Stephanie’s story illustrates why making the unconscious, conscious is so vital in relationships.
That’s what relationship coaching can help you with by using tools that gently work with the unconscious mind to reveal the patterns of our “life story” with out threatening our minds existence or safety.
By gently becoming aware of the “life stories” our minds hold on to, we can learn effective tools for bypassing them. Tools like meditation, guided imagery, and EFT tapping (Emotional Freedom Technique) which let us slip in through the back door to understand our unconscious mind and bring it into our conscious selves.
When you are in a relaxed state you’re highly suggestible to allow new associations to be created. This state allows 90 % of mind participation without the unconscious mind feeling threatened creating a foundation for positive change.
“Conscious.” That’s the way you want to enter – or continue – a dating relationship. Fully conscious of your motivations and behavior and fully aware of who your partner is, shortcomings and all.
The process of becoming aware of our unconscious patterns can be difficult and takes time but the process will bring your captain the conscious mind and you’re crew the unconscious mind into alignment and you will experience tons of benefits as a result!
One of the most helpful exercises I give my relationship-coaching clients is the “Conscious Dating – Red Flags Checklist.” Before I list some of the red flags, here’s an important caution:
If you find yourself strongly identifying with or living out any of the red flags, no self judgement…please. We don’t contemplate these ideas to punish ourselves. After all, it’s not fair to berate ourselves for something we’re not even aware of! So if you see yourself or someone you’re dating in any of these red flags, be compassionate. They can help put you on the path to a healthier relationship._
Here are some red flags that indicate your dating life is being driven by your unconscious mind:
* You continue seeing someone not because of who they are, but rather because you see so much “potential”
* You focus on an important quality you want (generosity), yet ignore evidence of one of your non-negotiables (drug use)
* We accept, make excuses for, or avoid acknowledging unacceptable behavior because we think it’s what we deserve or can change it.
* We continue to date someone we don’t particularly like – or even respect
* The person you’re dating is still pining for a past relationship
* We may believe (or others may tell us) that we want too much in a mate or are “too picky.”

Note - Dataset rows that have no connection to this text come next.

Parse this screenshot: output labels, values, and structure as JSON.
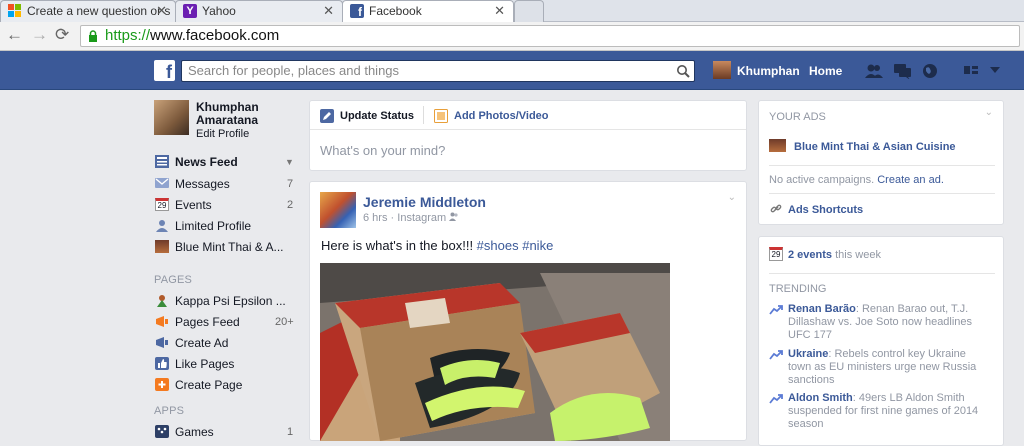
{
  "browser": {
    "tabs": [
      {
        "title": "Create a new question or s"
      },
      {
        "title": "Yahoo"
      },
      {
        "title": "Facebook"
      }
    ],
    "url_scheme": "https://",
    "url_host": "www.facebook.com"
  },
  "header": {
    "search_placeholder": "Search for people, places and things",
    "user_name": "Khumphan",
    "home": "Home"
  },
  "profile": {
    "name_line1": "Khumphan",
    "name_line2": "Amaratana",
    "edit": "Edit Profile"
  },
  "nav": {
    "favorites": [
      {
        "label": "News Feed",
        "count": ""
      },
      {
        "label": "Messages",
        "count": "7"
      },
      {
        "label": "Events",
        "count": "2"
      },
      {
        "label": "Limited Profile",
        "count": ""
      },
      {
        "label": "Blue Mint Thai & A...",
        "count": ""
      }
    ],
    "pages_header": "PAGES",
    "pages": [
      {
        "label": "Kappa Psi Epsilon ...",
        "count": ""
      },
      {
        "label": "Pages Feed",
        "count": "20+"
      },
      {
        "label": "Create Ad",
        "count": ""
      },
      {
        "label": "Like Pages",
        "count": ""
      },
      {
        "label": "Create Page",
        "count": ""
      }
    ],
    "apps_header": "APPS",
    "apps": [
      {
        "label": "Games",
        "count": "1"
      }
    ],
    "events_day": "29"
  },
  "composer": {
    "update_status": "Update Status",
    "add_photos": "Add Photos/Video",
    "placeholder": "What's on your mind?"
  },
  "post": {
    "author": "Jeremie Middleton",
    "time": "6 hrs",
    "separator": "·",
    "via": "Instagram",
    "text": "Here is what's in the box!!! ",
    "hashtag1": "#shoes",
    "hashtag2": "#nike"
  },
  "right": {
    "your_ads": "YOUR ADS",
    "ad_page": "Blue Mint Thai & Asian Cuisine",
    "no_campaigns": "No active campaigns.",
    "create_ad": "Create an ad.",
    "ads_shortcuts": "Ads Shortcuts",
    "events_count": "2 events",
    "events_suffix": " this week",
    "events_day": "29",
    "trending_header": "TRENDING",
    "trending": [
      {
        "title": "Renan Barão",
        "text": ": Renan Barao out, T.J. Dillashaw vs. Joe Soto now headlines UFC 177"
      },
      {
        "title": "Ukraine",
        "text": ": Rebels control key Ukraine town as EU ministers urge new Russia sanctions"
      },
      {
        "title": "Aldon Smith",
        "text": ": 49ers LB Aldon Smith suspended for first nine games of 2014 season"
      }
    ]
  },
  "colors": {
    "fb_blue": "#3b5998",
    "link_blue": "#3b5998",
    "page_bg": "#e9eaed",
    "url_green": "#1a9a1a"
  }
}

There’s another subset of red flags that could be viewed as negative, but in some situations, they could also be the beginning of a healthy dialogue about what each partner wants and need in a relationship, as well as the personal changes one is willing to make. When the following are problematic is when the person you are dating is hostile about or unwilling to discuss your concerns.
Recognize any of these in your partner?

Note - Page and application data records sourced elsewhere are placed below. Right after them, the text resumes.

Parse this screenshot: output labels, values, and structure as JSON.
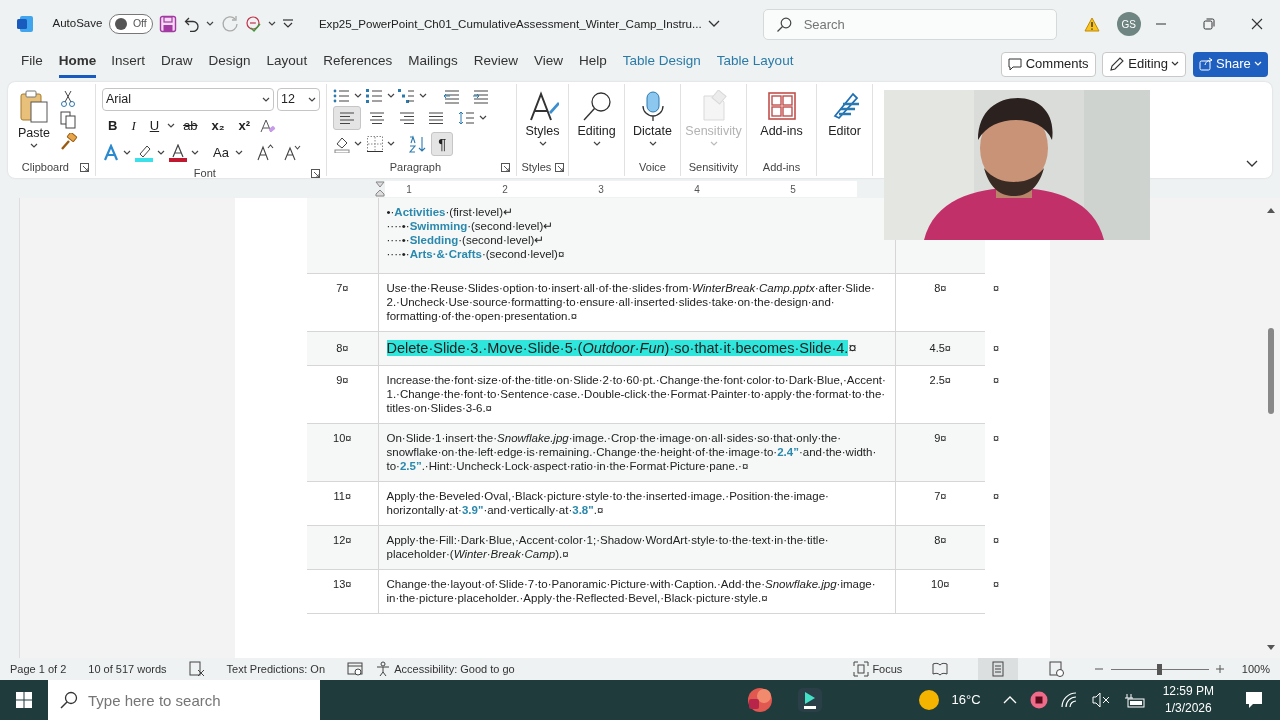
{
  "title_bar": {
    "autosave_label": "AutoSave",
    "autosave": {
      "on": false,
      "label": "Off"
    },
    "document_title": "Exp25_PowerPoint_Ch01_CumulativeAssessment_Winter_Camp_Instru...",
    "search_placeholder": "Search",
    "account_initials": "GS"
  },
  "menu_tabs": [
    {
      "label": "File",
      "selected": false,
      "kind": "normal"
    },
    {
      "label": "Home",
      "selected": true,
      "kind": "normal"
    },
    {
      "label": "Insert",
      "selected": false,
      "kind": "normal"
    },
    {
      "label": "Draw",
      "selected": false,
      "kind": "normal"
    },
    {
      "label": "Design",
      "selected": false,
      "kind": "normal"
    },
    {
      "label": "Layout",
      "selected": false,
      "kind": "normal"
    },
    {
      "label": "References",
      "selected": false,
      "kind": "normal"
    },
    {
      "label": "Mailings",
      "selected": false,
      "kind": "normal"
    },
    {
      "label": "Review",
      "selected": false,
      "kind": "normal"
    },
    {
      "label": "View",
      "selected": false,
      "kind": "normal"
    },
    {
      "label": "Help",
      "selected": false,
      "kind": "normal"
    },
    {
      "label": "Table Design",
      "selected": false,
      "kind": "contextual"
    },
    {
      "label": "Table Layout",
      "selected": false,
      "kind": "contextual"
    }
  ],
  "action_buttons": [
    {
      "label": "Comments",
      "kind": "comments"
    },
    {
      "label": "Editing",
      "kind": "mode"
    },
    {
      "label": "Share",
      "kind": "share"
    }
  ],
  "ribbon": {
    "clipboard": {
      "paste_label": "Paste",
      "group_label": "Clipboard"
    },
    "font": {
      "name": "Arial",
      "size": "12",
      "group_label": "Font",
      "case_label": "Aa",
      "style_buttons": [
        {
          "label": "B",
          "kind": "bold"
        },
        {
          "label": "I",
          "kind": "italic"
        },
        {
          "label": "U",
          "kind": "underline"
        },
        {
          "label": "ab",
          "kind": "strike"
        },
        {
          "label": "x₂",
          "kind": "sub"
        },
        {
          "label": "x²",
          "kind": "sup"
        }
      ]
    },
    "paragraph": {
      "group_label": "Paragraph",
      "alignments": [
        {
          "kind": "left",
          "selected": true
        },
        {
          "kind": "center",
          "selected": false
        },
        {
          "kind": "right",
          "selected": false
        },
        {
          "kind": "justify",
          "selected": false
        }
      ],
      "show_marks": {
        "label": "¶",
        "selected": true
      }
    },
    "big_buttons": [
      {
        "label": "Styles",
        "group_label": "Styles",
        "disabled": false
      },
      {
        "label": "Editing",
        "disabled": false
      },
      {
        "label": "Dictate",
        "group_label": "Voice",
        "disabled": false
      },
      {
        "label": "Sensitivity",
        "group_label": "Sensitivity",
        "disabled": true
      },
      {
        "label": "Add-ins",
        "group_label": "Add-ins",
        "disabled": false
      },
      {
        "label": "Editor",
        "disabled": false
      }
    ]
  },
  "ruler_numbers": [
    "1",
    "2",
    "3",
    "4",
    "5"
  ],
  "table": {
    "rows": [
      {
        "kind": "list",
        "number": "",
        "lines": [
          "•·**Activities**·(first·level)↵",
          "····•·**Swimming**·(second·level)↵",
          "····•·**Sledding**·(second·level)↵",
          "····•·**Arts·&·Crafts**·(second·level)¤"
        ],
        "points": "",
        "end_mark": ""
      },
      {
        "kind": "text",
        "number": "7¤",
        "instruction": "Use·the·Reuse·Slides·option·to·insert·all·of·the·slides·from·*WinterBreak·Camp.pptx*·after·Slide·2.·Uncheck·Use·source·formatting·to·ensure·all·inserted·slides·take·on·the·design·and·formatting·of·the·open·presentation.",
        "cell_mark": "¤",
        "highlighted": false,
        "points": "8¤",
        "end_mark": "¤"
      },
      {
        "kind": "text",
        "number": "8¤",
        "instruction": "Delete·Slide·3.·Move·Slide·5·(*Outdoor·Fun*)·so·that·it·becomes·Slide·4.",
        "cell_mark": "¤",
        "highlighted": true,
        "points": "4.5¤",
        "end_mark": "¤"
      },
      {
        "kind": "text",
        "number": "9¤",
        "instruction": "Increase·the·font·size·of·the·title·on·Slide·2·to·60·pt.·Change·the·font·color·to·Dark·Blue,·Accent·1.·Change·the·font·to·Sentence·case.·Double-click·the·Format·Painter·to·apply·the·format·to·the·titles·on·Slides·3-6.",
        "cell_mark": "¤",
        "highlighted": false,
        "points": "2.5¤",
        "end_mark": "¤"
      },
      {
        "kind": "text",
        "number": "10¤",
        "instruction": "On·Slide·1·insert·the·*Snowflake.jpg*·image.·Crop·the·image·on·all·sides·so·that·only·the·snowflake·on·the·left·edge·is·remaining.·Change·the·height·of·the·image·to·**2.4”**·and·the·width·to·**2.5”**.·Hint:·Uncheck·Lock·aspect·ratio·in·the·Format·Picture·pane.·",
        "cell_mark": "¤",
        "highlighted": false,
        "points": "9¤",
        "end_mark": "¤"
      },
      {
        "kind": "text",
        "number": "11¤",
        "instruction": "Apply·the·Beveled·Oval,·Black·picture·style·to·the·inserted·image.·Position·the·image·horizontally·at·**3.9\"**·and·vertically·at·**3.8\"**.",
        "cell_mark": "¤",
        "highlighted": false,
        "points": "7¤",
        "end_mark": "¤"
      },
      {
        "kind": "text",
        "number": "12¤",
        "instruction": "Apply·the·Fill:·Dark·Blue,·Accent·color·1;·Shadow·WordArt·style·to·the·text·in·the·title·placeholder·(*Winter·Break·Camp*).",
        "cell_mark": "¤",
        "highlighted": false,
        "points": "8¤",
        "end_mark": "¤"
      },
      {
        "kind": "text",
        "number": "13¤",
        "instruction": "Change·the·layout·of·Slide·7·to·Panoramic·Picture·with·Caption.·Add·the·*Snowflake.jpg*·image·in·the·picture·placeholder.·Apply·the·Reflected·Bevel,·Black·picture·style.",
        "cell_mark": "¤",
        "highlighted": false,
        "points": "10¤",
        "end_mark": "¤"
      }
    ]
  },
  "webcam": {
    "kind": "picture"
  },
  "status_bar": {
    "page": "Page 1 of 2",
    "words": "10 of 517 words",
    "text_predictions": "Text Predictions: On",
    "accessibility": "Accessibility: Good to go",
    "focus_label": "Focus",
    "views": [
      {
        "kind": "read",
        "selected": false
      },
      {
        "kind": "print",
        "selected": true
      },
      {
        "kind": "web",
        "selected": false
      }
    ],
    "zoom": {
      "level": 0.49,
      "label": "100%"
    }
  },
  "taskbar": {
    "search_placeholder": "Type here to search",
    "weather": "16°C",
    "time": "12:59 PM",
    "date": "1/3/2026"
  }
}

* Seems pessimistic and negative about things that matter to you
* Talks a lot, but doesn’t listen particularly well
* Is very quiet or withdrawn
* Is judgmental toward themselves or others
No one’s perfect. In fact, we may even see ourselves in some of these “red flags.” If so, that’s our opportunity. The sooner we can identify and get honest about our behavior, the sooner we have the opportunity to work on changing it.
I’d be remiss if I didn’t point out red flags that are clear warning signs that should not be ignored. Remember…people are typically on their best behavior early in relationships. Behaviors like these tend to worsen, not improve, over time – and they can be dangerous:
* Your date shows signs of wanting to control aspects of your life
* He or she reacts to frustration with rage or blame
* There is active substance addiction or addictive behavior
* Your seeing someone who is married or otherwise unable to commit
If you would like to take the complete “Conscious Dating – Red Flags Checklist,” email me and I’ll send it to you.* It only takes about 10-15 minutes to complete – and you can measure your results. It can help you decide whether to proceed – or not – with the person you’re dating.